--- Problem details ---
Each entry is to be retyped exactly as it appears, and each image is to be dropped.

--- Input ---
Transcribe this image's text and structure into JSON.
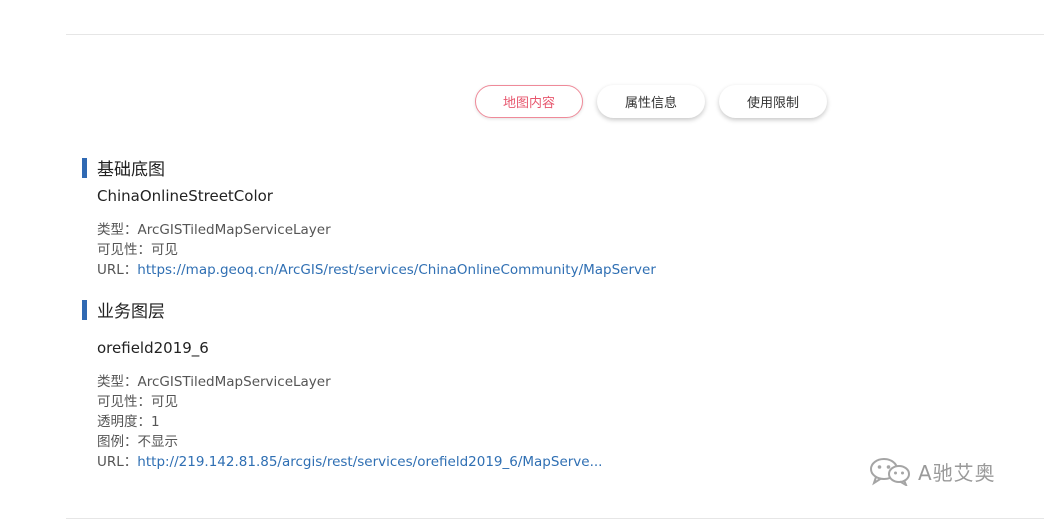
{
  "tabs": [
    {
      "label": "地图内容",
      "active": true
    },
    {
      "label": "属性信息",
      "active": false
    },
    {
      "label": "使用限制",
      "active": false
    }
  ],
  "sections": [
    {
      "title": "基础底图",
      "layer": {
        "name": "ChinaOnlineStreetColor",
        "type_label": "类型：",
        "type_value": "ArcGISTiledMapServiceLayer",
        "visibility_label": "可见性：",
        "visibility_value": "可见",
        "url_label": "URL：",
        "url_value": "https://map.geoq.cn/ArcGIS/rest/services/ChinaOnlineCommunity/MapServer"
      }
    },
    {
      "title": "业务图层",
      "layer": {
        "name": "orefield2019_6",
        "type_label": "类型：",
        "type_value": "ArcGISTiledMapServiceLayer",
        "visibility_label": "可见性：",
        "visibility_value": "可见",
        "opacity_label": "透明度：",
        "opacity_value": "1",
        "legend_label": "图例：",
        "legend_value": "不显示",
        "url_label": "URL：",
        "url_value": "http://219.142.81.85/arcgis/rest/services/orefield2019_6/MapServe..."
      }
    }
  ],
  "watermark": {
    "text": "A驰艾奥",
    "icon": "wechat-icon"
  },
  "colors": {
    "accent": "#2f69b3",
    "active_tab": "#e7576e",
    "link": "#2f6fb3"
  }
}
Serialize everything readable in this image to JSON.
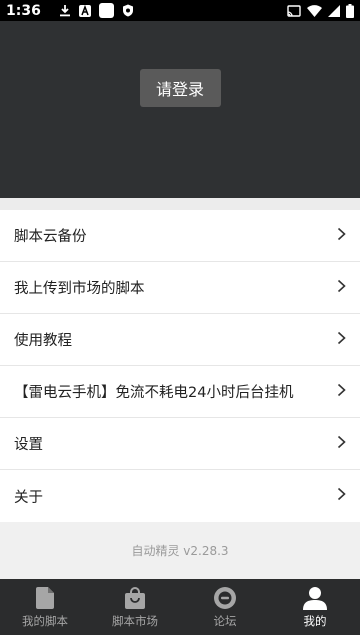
{
  "status_bar": {
    "time": "1:36",
    "icons_left": [
      "download-icon",
      "app-a-icon",
      "white-square-icon",
      "shield-icon"
    ],
    "icons_right": [
      "cast-icon",
      "wifi-icon",
      "signal-icon",
      "battery-icon"
    ]
  },
  "header": {
    "login_label": "请登录"
  },
  "menu": {
    "items": [
      {
        "label": "脚本云备份",
        "icon": "chevron-right-icon"
      },
      {
        "label": "我上传到市场的脚本",
        "icon": "chevron-right-icon"
      },
      {
        "label": "使用教程",
        "icon": "chevron-right-icon"
      },
      {
        "label": "【雷电云手机】免流不耗电24小时后台挂机",
        "icon": "chevron-right-icon"
      },
      {
        "label": "设置",
        "icon": "chevron-right-icon"
      },
      {
        "label": "关于",
        "icon": "chevron-right-icon"
      }
    ]
  },
  "version": "自动精灵 v2.28.3",
  "tabs": [
    {
      "label": "我的脚本",
      "icon": "file-icon",
      "active": false
    },
    {
      "label": "脚本市场",
      "icon": "shopping-bag-icon",
      "active": false
    },
    {
      "label": "论坛",
      "icon": "forum-icon",
      "active": false
    },
    {
      "label": "我的",
      "icon": "person-icon",
      "active": true
    }
  ],
  "colors": {
    "header_bg": "#2f3133",
    "tabbar_bg": "#2b2c2d",
    "active_tab": "#ffffff",
    "inactive_tab": "#a6a6a6"
  }
}
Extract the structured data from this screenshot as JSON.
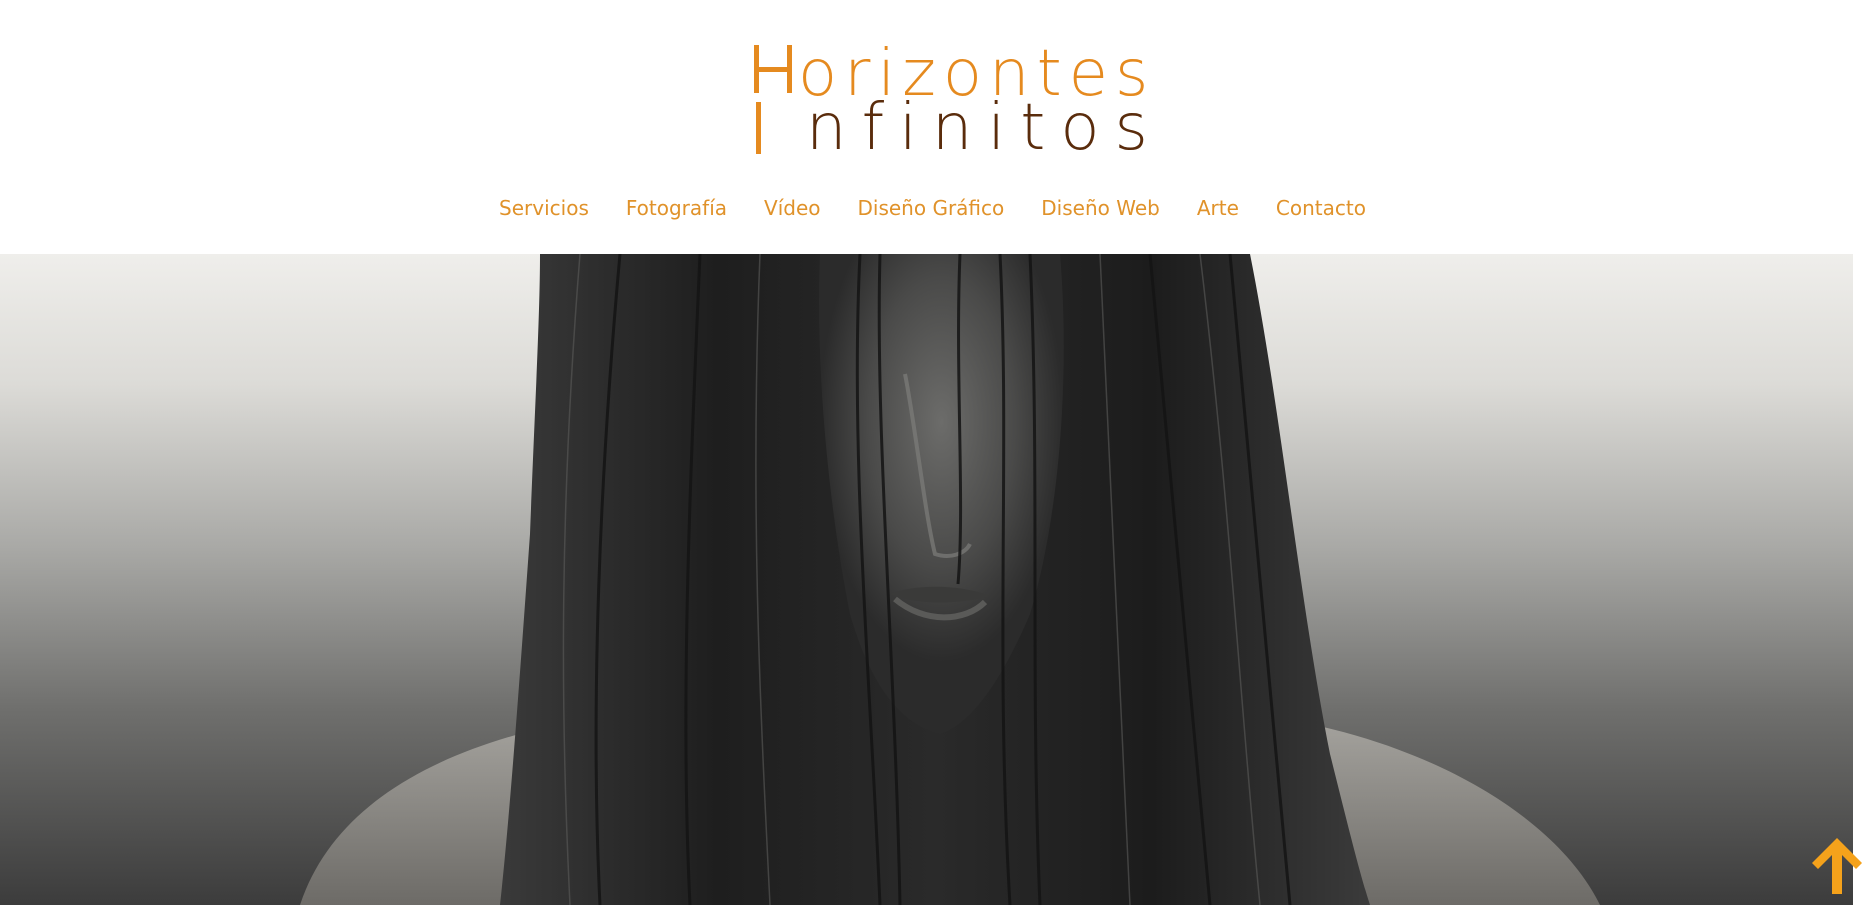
{
  "brand": {
    "line1": "Horizontes",
    "line1_rest": "orizontes",
    "line2": "nfinitos",
    "primary_color": "#e58a1f",
    "secondary_color": "#5a2c0c"
  },
  "nav": {
    "items": [
      {
        "label": "Servicios"
      },
      {
        "label": "Fotografía"
      },
      {
        "label": "Vídeo"
      },
      {
        "label": "Diseño Gráfico"
      },
      {
        "label": "Diseño Web"
      },
      {
        "label": "Arte"
      },
      {
        "label": "Contacto"
      }
    ],
    "color": "#e0922a"
  },
  "hero": {
    "image_subject": "black-and-white portrait of a woman with long hair covering her face",
    "style": "monochrome"
  },
  "back_to_top": {
    "icon": "arrow-up-icon",
    "color": "#f5a21b"
  }
}
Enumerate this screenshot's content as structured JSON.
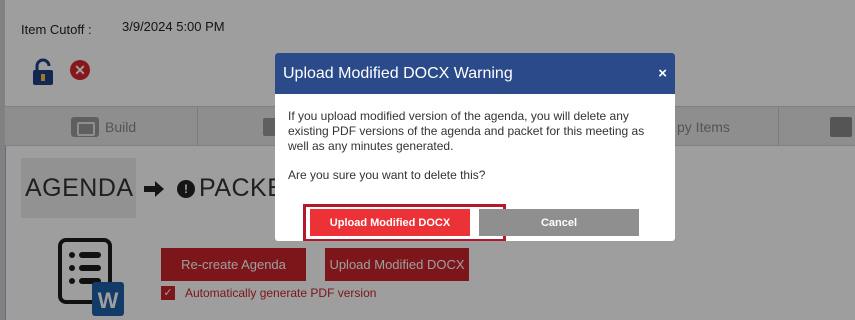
{
  "page": {
    "item_cutoff_label": "Item Cutoff :",
    "item_cutoff_value": "3/9/2024 5:00 PM",
    "toolbar": {
      "build_label": "Build",
      "copy_items_label": "py Items"
    },
    "agenda_tab_label": "AGENDA",
    "packet_tab_label": "PACKE",
    "recreate_button_label": "Re-create Agenda",
    "upload_button_label": "Upload Modified DOCX",
    "auto_pdf_label": "Automatically generate PDF version",
    "auto_pdf_checked": true
  },
  "modal": {
    "title": "Upload Modified DOCX Warning",
    "close_glyph": "×",
    "message": "If you upload modified version of the agenda, you will delete any existing PDF versions of the agenda and packet for this meeting as well as any minutes generated.",
    "question": "Are you sure you want to delete this?",
    "confirm_label": "Upload Modified DOCX",
    "cancel_label": "Cancel"
  },
  "colors": {
    "modal_header": "#2a4a8a",
    "primary_red": "#ed3237",
    "dark_red": "#c9252b",
    "cancel_gray": "#8f8f8f"
  },
  "icons": [
    "lock-icon",
    "delete-icon",
    "build-icon",
    "edit-icon",
    "arrow-right-icon",
    "lock-circle-icon",
    "word-document-icon",
    "checkbox-icon",
    "close-icon"
  ]
}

--- Reply to the exercise ---
Transcribe this image's text and structure into JSON.
{
  "tabs": [
    {
      "label": "地图内容",
      "active": true
    },
    {
      "label": "属性信息",
      "active": false
    },
    {
      "label": "使用限制",
      "active": false
    }
  ],
  "sections": [
    {
      "title": "基础底图",
      "layer": {
        "name": "ChinaOnlineStreetColor",
        "type_label": "类型：",
        "type_value": "ArcGISTiledMapServiceLayer",
        "visibility_label": "可见性：",
        "visibility_value": "可见",
        "url_label": "URL：",
        "url_value": "https://map.geoq.cn/ArcGIS/rest/services/ChinaOnlineCommunity/MapServer"
      }
    },
    {
      "title": "业务图层",
      "layer": {
        "name": "orefield2019_6",
        "type_label": "类型：",
        "type_value": "ArcGISTiledMapServiceLayer",
        "visibility_label": "可见性：",
        "visibility_value": "可见",
        "opacity_label": "透明度：",
        "opacity_value": "1",
        "legend_label": "图例：",
        "legend_value": "不显示",
        "url_label": "URL：",
        "url_value": "http://219.142.81.85/arcgis/rest/services/orefield2019_6/MapServe..."
      }
    }
  ],
  "watermark": {
    "text": "A驰艾奥",
    "icon": "wechat-icon"
  },
  "colors": {
    "accent": "#2f69b3",
    "active_tab": "#e7576e",
    "link": "#2f6fb3"
  }
}
Serialize everything readable in this image to JSON.
{
  "status_bar": {
    "time": "1:36",
    "icons_left": [
      "download-icon",
      "app-a-icon",
      "white-square-icon",
      "shield-icon"
    ],
    "icons_right": [
      "cast-icon",
      "wifi-icon",
      "signal-icon",
      "battery-icon"
    ]
  },
  "header": {
    "login_label": "请登录"
  },
  "menu": {
    "items": [
      {
        "label": "脚本云备份",
        "icon": "chevron-right-icon"
      },
      {
        "label": "我上传到市场的脚本",
        "icon": "chevron-right-icon"
      },
      {
        "label": "使用教程",
        "icon": "chevron-right-icon"
      },
      {
        "label": "【雷电云手机】免流不耗电24小时后台挂机",
        "icon": "chevron-right-icon"
      },
      {
        "label": "设置",
        "icon": "chevron-right-icon"
      },
      {
        "label": "关于",
        "icon": "chevron-right-icon"
      }
    ]
  },
  "version": "自动精灵 v2.28.3",
  "tabs": [
    {
      "label": "我的脚本",
      "icon": "file-icon",
      "active": false
    },
    {
      "label": "脚本市场",
      "icon": "shopping-bag-icon",
      "active": false
    },
    {
      "label": "论坛",
      "icon": "forum-icon",
      "active": false
    },
    {
      "label": "我的",
      "icon": "person-icon",
      "active": true
    }
  ],
  "colors": {
    "header_bg": "#2f3133",
    "tabbar_bg": "#2b2c2d",
    "active_tab": "#ffffff",
    "inactive_tab": "#a6a6a6"
  }
}
Extract the structured data from this screenshot as JSON.
{
  "brand": {
    "line1": "Horizontes",
    "line1_rest": "orizontes",
    "line2": "nfinitos",
    "primary_color": "#e58a1f",
    "secondary_color": "#5a2c0c"
  },
  "nav": {
    "items": [
      {
        "label": "Servicios"
      },
      {
        "label": "Fotografía"
      },
      {
        "label": "Vídeo"
      },
      {
        "label": "Diseño Gráfico"
      },
      {
        "label": "Diseño Web"
      },
      {
        "label": "Arte"
      },
      {
        "label": "Contacto"
      }
    ],
    "color": "#e0922a"
  },
  "hero": {
    "image_subject": "black-and-white portrait of a woman with long hair covering her face",
    "style": "monochrome"
  },
  "back_to_top": {
    "icon": "arrow-up-icon",
    "color": "#f5a21b"
  }
}
Enumerate this screenshot's content as structured JSON.
{
  "page": {
    "item_cutoff_label": "Item Cutoff :",
    "item_cutoff_value": "3/9/2024 5:00 PM",
    "toolbar": {
      "build_label": "Build",
      "copy_items_label": "py Items"
    },
    "agenda_tab_label": "AGENDA",
    "packet_tab_label": "PACKE",
    "recreate_button_label": "Re-create Agenda",
    "upload_button_label": "Upload Modified DOCX",
    "auto_pdf_label": "Automatically generate PDF version",
    "auto_pdf_checked": true
  },
  "modal": {
    "title": "Upload Modified DOCX Warning",
    "close_glyph": "×",
    "message": "If you upload modified version of the agenda, you will delete any existing PDF versions of the agenda and packet for this meeting as well as any minutes generated.",
    "question": "Are you sure you want to delete this?",
    "confirm_label": "Upload Modified DOCX",
    "cancel_label": "Cancel"
  },
  "colors": {
    "modal_header": "#2a4a8a",
    "primary_red": "#ed3237",
    "dark_red": "#c9252b",
    "cancel_gray": "#8f8f8f"
  },
  "icons": [
    "lock-icon",
    "delete-icon",
    "build-icon",
    "edit-icon",
    "arrow-right-icon",
    "lock-circle-icon",
    "word-document-icon",
    "checkbox-icon",
    "close-icon"
  ]
}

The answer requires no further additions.